> **Items from an interface collection**:
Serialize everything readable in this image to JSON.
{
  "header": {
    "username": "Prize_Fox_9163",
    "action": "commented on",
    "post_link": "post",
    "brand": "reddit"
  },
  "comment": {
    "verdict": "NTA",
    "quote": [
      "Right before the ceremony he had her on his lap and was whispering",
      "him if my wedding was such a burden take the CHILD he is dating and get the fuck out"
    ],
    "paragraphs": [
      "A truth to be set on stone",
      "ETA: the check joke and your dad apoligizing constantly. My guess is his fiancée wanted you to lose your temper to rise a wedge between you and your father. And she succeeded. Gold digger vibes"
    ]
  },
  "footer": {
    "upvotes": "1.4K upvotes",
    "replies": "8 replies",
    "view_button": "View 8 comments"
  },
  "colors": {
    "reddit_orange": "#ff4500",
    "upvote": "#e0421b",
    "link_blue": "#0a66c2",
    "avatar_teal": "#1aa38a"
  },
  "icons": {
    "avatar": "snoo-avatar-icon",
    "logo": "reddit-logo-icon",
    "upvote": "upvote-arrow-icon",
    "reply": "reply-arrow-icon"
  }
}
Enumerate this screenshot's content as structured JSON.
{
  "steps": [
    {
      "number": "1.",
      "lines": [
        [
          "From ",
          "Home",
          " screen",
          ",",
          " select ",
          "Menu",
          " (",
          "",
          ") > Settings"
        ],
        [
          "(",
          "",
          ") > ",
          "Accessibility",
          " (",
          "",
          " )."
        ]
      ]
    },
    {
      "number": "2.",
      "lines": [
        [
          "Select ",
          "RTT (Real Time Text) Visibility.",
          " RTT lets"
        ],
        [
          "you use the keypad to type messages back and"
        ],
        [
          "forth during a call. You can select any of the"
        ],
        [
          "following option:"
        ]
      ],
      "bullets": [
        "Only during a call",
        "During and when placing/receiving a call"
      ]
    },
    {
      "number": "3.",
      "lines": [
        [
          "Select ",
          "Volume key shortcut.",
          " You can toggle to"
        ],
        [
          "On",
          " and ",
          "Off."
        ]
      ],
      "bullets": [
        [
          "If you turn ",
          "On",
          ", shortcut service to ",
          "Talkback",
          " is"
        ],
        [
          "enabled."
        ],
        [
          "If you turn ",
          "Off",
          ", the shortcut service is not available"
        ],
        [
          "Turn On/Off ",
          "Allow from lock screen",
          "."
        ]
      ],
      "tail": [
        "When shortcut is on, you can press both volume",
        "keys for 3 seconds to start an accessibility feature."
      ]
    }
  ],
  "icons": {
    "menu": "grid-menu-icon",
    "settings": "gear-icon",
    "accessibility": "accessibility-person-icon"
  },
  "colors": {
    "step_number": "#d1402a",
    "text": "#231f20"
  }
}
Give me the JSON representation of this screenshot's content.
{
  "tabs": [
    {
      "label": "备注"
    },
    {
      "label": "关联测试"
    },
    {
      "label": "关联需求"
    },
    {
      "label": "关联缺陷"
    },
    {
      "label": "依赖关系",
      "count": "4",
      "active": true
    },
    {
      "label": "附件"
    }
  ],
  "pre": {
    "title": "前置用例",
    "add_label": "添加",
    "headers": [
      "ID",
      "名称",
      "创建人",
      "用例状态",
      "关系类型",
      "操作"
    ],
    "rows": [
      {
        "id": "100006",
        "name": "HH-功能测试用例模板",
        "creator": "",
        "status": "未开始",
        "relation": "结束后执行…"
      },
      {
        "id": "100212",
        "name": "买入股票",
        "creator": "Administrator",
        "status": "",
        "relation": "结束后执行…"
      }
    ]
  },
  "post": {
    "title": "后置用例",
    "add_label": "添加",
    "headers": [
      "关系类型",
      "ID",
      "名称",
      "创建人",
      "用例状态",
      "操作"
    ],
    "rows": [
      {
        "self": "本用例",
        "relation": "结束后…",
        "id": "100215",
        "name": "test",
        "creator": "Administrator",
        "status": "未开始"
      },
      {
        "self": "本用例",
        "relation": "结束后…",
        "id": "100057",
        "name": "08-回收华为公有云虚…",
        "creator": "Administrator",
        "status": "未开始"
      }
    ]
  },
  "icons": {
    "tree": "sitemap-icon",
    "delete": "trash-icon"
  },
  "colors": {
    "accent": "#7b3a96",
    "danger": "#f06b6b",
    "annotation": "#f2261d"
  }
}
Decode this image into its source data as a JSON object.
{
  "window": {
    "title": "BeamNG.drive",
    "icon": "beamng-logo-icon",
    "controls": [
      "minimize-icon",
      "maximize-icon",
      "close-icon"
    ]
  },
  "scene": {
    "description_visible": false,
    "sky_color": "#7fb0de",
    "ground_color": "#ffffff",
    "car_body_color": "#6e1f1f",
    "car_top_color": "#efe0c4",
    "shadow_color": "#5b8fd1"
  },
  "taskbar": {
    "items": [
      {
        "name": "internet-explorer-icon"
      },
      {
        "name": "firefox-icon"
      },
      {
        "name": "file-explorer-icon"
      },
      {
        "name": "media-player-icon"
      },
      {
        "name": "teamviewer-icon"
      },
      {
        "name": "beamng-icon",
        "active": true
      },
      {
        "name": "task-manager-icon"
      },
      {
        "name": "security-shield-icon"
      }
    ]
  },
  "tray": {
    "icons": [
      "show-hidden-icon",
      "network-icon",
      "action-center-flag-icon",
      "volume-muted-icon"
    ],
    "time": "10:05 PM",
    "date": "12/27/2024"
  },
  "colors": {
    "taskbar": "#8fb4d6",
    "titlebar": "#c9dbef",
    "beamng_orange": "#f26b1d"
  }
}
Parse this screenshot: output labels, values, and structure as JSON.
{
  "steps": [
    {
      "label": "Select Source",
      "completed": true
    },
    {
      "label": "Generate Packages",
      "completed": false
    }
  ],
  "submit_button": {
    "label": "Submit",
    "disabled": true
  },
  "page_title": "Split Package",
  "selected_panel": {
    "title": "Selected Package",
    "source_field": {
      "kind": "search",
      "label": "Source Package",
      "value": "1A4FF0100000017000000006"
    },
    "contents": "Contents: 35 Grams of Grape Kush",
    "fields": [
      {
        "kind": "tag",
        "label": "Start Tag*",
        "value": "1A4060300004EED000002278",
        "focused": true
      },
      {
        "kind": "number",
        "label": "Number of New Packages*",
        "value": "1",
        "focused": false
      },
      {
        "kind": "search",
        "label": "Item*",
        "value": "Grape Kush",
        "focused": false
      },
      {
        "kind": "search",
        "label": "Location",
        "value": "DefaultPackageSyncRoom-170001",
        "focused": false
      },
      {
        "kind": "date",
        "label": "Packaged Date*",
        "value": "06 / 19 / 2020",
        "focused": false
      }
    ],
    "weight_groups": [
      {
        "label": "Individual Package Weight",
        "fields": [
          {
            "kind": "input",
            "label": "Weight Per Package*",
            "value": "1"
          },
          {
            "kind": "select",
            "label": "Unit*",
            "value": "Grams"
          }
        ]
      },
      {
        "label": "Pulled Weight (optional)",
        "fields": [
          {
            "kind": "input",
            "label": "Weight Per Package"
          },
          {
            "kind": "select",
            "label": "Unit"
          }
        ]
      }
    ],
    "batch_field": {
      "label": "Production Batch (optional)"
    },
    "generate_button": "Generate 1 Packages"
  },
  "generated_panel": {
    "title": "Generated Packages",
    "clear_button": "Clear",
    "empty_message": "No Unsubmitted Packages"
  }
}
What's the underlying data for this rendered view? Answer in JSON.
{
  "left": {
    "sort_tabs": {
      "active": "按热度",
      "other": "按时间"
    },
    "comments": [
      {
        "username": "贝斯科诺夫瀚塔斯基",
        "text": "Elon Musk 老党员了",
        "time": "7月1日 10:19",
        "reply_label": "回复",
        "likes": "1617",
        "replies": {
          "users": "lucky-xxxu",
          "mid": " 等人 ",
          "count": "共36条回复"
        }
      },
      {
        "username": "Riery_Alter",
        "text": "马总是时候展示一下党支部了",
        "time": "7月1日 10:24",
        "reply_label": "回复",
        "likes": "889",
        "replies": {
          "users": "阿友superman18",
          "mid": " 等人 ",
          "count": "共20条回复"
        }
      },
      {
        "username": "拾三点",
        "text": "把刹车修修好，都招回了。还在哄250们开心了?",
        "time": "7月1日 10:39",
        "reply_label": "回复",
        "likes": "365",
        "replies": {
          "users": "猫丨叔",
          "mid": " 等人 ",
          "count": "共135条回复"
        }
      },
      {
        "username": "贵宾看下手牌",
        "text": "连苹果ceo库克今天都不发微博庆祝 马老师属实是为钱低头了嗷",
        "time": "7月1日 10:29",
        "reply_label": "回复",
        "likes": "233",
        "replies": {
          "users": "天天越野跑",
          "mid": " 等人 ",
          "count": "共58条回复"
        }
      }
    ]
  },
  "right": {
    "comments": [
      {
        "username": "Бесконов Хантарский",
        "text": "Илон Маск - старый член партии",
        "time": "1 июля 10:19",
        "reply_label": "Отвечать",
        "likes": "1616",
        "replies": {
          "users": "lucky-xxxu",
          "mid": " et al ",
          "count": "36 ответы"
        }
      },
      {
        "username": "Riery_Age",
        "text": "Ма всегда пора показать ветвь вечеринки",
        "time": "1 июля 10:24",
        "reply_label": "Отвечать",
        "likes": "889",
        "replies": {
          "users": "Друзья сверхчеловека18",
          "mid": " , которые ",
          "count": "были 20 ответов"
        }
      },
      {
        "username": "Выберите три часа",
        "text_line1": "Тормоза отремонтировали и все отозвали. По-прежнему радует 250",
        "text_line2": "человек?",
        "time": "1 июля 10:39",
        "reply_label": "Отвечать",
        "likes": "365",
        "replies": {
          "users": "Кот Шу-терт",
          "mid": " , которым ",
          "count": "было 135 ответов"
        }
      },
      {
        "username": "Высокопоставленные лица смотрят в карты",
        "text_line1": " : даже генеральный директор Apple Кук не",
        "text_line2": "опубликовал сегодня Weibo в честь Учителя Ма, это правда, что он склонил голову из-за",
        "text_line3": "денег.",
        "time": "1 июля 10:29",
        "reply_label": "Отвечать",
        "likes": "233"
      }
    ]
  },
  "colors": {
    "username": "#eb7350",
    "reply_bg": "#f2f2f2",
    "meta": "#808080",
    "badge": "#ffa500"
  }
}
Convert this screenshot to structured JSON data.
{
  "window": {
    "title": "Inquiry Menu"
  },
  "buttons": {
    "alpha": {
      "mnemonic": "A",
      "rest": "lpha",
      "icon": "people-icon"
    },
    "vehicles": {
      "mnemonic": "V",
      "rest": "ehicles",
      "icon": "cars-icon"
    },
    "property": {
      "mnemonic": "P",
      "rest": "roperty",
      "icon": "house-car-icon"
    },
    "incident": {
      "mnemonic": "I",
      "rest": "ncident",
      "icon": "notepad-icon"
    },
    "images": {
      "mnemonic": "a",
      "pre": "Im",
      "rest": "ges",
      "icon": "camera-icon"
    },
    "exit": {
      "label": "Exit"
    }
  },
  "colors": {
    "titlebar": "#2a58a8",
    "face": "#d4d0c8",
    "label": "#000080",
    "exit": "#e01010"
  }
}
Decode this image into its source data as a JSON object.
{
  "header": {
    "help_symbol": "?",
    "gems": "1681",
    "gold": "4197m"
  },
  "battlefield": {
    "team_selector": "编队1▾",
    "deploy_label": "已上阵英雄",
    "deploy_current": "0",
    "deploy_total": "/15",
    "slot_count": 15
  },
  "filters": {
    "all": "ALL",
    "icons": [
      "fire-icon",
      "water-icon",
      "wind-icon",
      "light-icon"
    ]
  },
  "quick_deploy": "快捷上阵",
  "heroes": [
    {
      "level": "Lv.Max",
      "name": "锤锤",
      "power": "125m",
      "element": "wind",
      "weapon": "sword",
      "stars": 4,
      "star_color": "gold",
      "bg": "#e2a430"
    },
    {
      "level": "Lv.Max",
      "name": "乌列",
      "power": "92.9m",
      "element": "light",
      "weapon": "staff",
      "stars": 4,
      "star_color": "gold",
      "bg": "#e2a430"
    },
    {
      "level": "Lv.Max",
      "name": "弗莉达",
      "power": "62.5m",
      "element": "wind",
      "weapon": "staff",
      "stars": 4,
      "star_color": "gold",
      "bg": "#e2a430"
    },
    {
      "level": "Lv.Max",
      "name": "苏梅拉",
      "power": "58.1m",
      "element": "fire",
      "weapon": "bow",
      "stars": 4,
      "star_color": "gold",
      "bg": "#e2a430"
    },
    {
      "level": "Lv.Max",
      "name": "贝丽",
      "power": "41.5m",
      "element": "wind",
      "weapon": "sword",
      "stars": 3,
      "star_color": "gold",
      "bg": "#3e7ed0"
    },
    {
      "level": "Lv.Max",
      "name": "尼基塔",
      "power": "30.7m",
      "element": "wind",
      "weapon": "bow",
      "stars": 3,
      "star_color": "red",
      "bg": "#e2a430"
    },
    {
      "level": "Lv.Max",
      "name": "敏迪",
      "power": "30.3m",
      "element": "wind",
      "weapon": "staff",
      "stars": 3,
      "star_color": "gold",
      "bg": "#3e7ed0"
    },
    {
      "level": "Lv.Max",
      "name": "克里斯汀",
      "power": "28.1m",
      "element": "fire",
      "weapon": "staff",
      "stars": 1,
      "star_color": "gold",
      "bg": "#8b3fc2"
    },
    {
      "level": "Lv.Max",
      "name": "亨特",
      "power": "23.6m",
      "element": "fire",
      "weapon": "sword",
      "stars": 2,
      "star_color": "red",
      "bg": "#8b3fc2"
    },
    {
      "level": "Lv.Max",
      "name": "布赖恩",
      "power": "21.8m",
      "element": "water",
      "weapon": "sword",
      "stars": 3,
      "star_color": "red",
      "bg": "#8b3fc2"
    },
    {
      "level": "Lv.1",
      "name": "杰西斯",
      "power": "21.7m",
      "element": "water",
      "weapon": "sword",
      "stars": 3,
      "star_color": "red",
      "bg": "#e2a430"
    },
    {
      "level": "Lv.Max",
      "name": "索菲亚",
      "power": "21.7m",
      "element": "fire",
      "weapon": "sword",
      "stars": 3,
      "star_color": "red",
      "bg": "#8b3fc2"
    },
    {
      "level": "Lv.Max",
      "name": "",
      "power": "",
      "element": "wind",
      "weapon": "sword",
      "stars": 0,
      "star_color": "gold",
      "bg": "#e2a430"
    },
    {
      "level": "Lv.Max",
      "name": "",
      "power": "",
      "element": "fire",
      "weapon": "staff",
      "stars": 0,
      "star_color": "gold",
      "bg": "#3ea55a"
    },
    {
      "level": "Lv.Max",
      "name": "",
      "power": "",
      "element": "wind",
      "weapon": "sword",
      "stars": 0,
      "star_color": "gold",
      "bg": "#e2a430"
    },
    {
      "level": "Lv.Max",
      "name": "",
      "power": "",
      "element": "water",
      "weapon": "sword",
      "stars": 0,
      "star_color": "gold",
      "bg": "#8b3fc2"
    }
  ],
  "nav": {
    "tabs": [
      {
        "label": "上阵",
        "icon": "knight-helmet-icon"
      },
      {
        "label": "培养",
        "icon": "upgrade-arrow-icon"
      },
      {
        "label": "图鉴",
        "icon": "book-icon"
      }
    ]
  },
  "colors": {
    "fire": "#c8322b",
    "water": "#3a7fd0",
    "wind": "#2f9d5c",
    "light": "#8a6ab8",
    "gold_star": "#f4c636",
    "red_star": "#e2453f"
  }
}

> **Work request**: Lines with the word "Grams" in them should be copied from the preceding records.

> **Output of the exercise**:
    "contents": "Contents: 35 Grams of Grape Kush",
            "value": "Grams"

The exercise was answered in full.